I purposefully omitted apps that find or aggregate job board listings, like the Indeed or Monster app. I did this for three reasons: 1) there are a billion of them, 2) they generally do the same things that the sites themselves do and therefore don’t provide any stand-alone value, and 3) they don’t work. Well, they work for finding job listings. They just don’t work very well for landing an actual job. As we’ve said before, you’re far more likely to find a job through networking than through a job board.
See all 7 ways and the complete TheHiedGuns article
Are you not feeling much love from your job applications? Perhaps you’re not getting many replies or interviews and you’re starting to feel as though you’re just throwing your CV into the wild with no idea where it actually ends up. If this sounds like you then maybe it’s time to make some changes to the way you’re job hunting.
1. Don’t bulk send your CV
When you’re job hunting you can feel as though you just want to send as many applications as you possibly can. You have over 10 tabs open with various jobs ready to fire out your CV and Cover Letter to each of them.
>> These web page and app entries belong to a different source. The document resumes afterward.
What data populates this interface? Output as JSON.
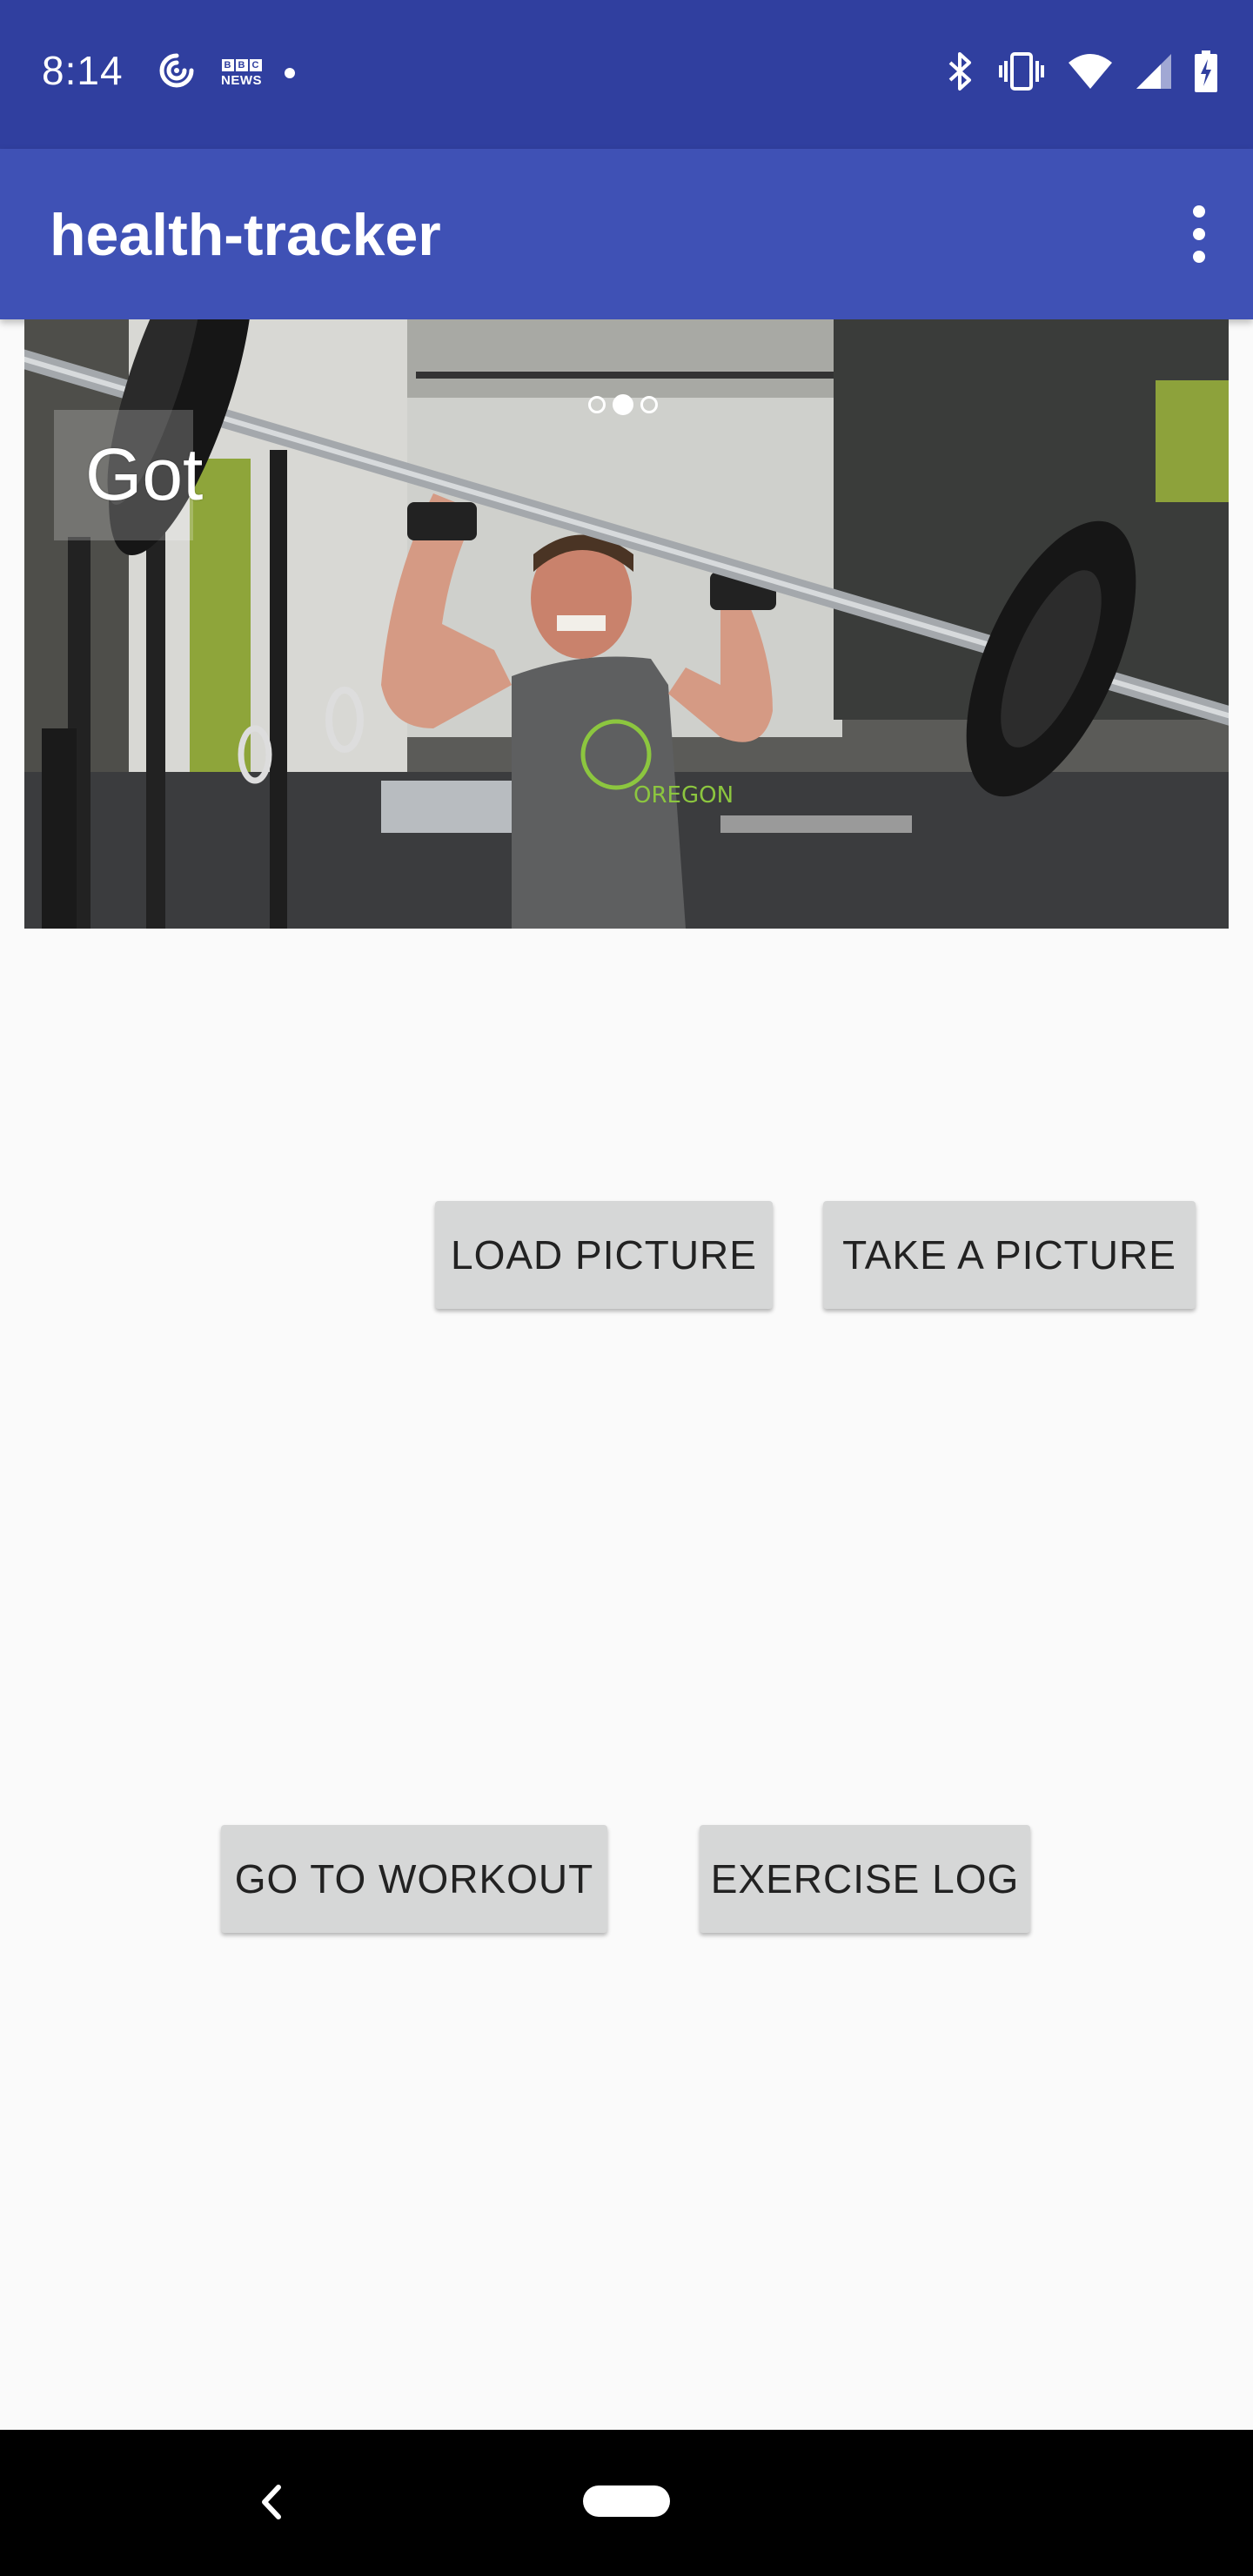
{
  "status_bar": {
    "time": "8:14",
    "left_icons": [
      "podcast-icon",
      "bbc-news-icon",
      "notification-dot-icon"
    ],
    "bbc_label": "NEWS",
    "right_icons": [
      "bluetooth-icon",
      "vibrate-icon",
      "wifi-icon",
      "cell-signal-icon",
      "battery-charging-icon"
    ]
  },
  "app_bar": {
    "title": "health-tracker",
    "menu_icon": "more-vert-icon"
  },
  "carousel": {
    "caption": "Got",
    "page_count": 3,
    "active_index": 1
  },
  "buttons": {
    "load_picture": "LOAD PICTURE",
    "take_picture": "TAKE A PICTURE",
    "go_to_workout": "GO TO WORKOUT",
    "exercise_log": "EXERCISE LOG"
  },
  "nav_bar": {
    "back_icon": "back-chevron-icon",
    "home_icon": "home-pill-icon"
  },
  "colors": {
    "status_bar": "#303f9f",
    "app_bar": "#3f51b5",
    "button_bg": "#d6d7d7",
    "background": "#fafafa"
  }
}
Does this sound like you? If it does, you need to rethink your application process. We cannot stress enough the importance of catering your CV and Cover Letter to each application you make.
Yes, this will inevitably take more time and effort than just sending the same bog standard CV and Cover Letter, but it will probably give you much more joy with attaining interviews.
Read the job description, in particular the person specification, carefully and pick out some key words or skills that you will need for this role. If you believe that you have these skills and attributes yourself then add them into your CV and Cover Letter. Not only does this show the employer that you’re a good fit for the position, it also shows that you have actually read and retained information from the job ad.
2. Stop applying above your level
A great man once said ‘reach for the stars,’ but overreaching with your job applications doesn’t mean you’ll be able to bring it all back to you… (we’ll stop with the S Club 7 lyrics now!) Yes, it is always a good thing to have ambition and dream big, but if you’re a recent graduate applying for CEO or Manager positions it’s unlikely that you’ll get a lot of interviews. Unless you’re Mark Zuckerberg of course.
Job hunting is exhausting enough, so don’t make it harder for yourself by using energy applying for positions you know you aren’t qualified for. Try searching for jobs by ‘entry level’ and then refine your results by your own experiences and only apply for the roles you know you’re qualified for. This will save you time and energy.
See all 4 things and the complete article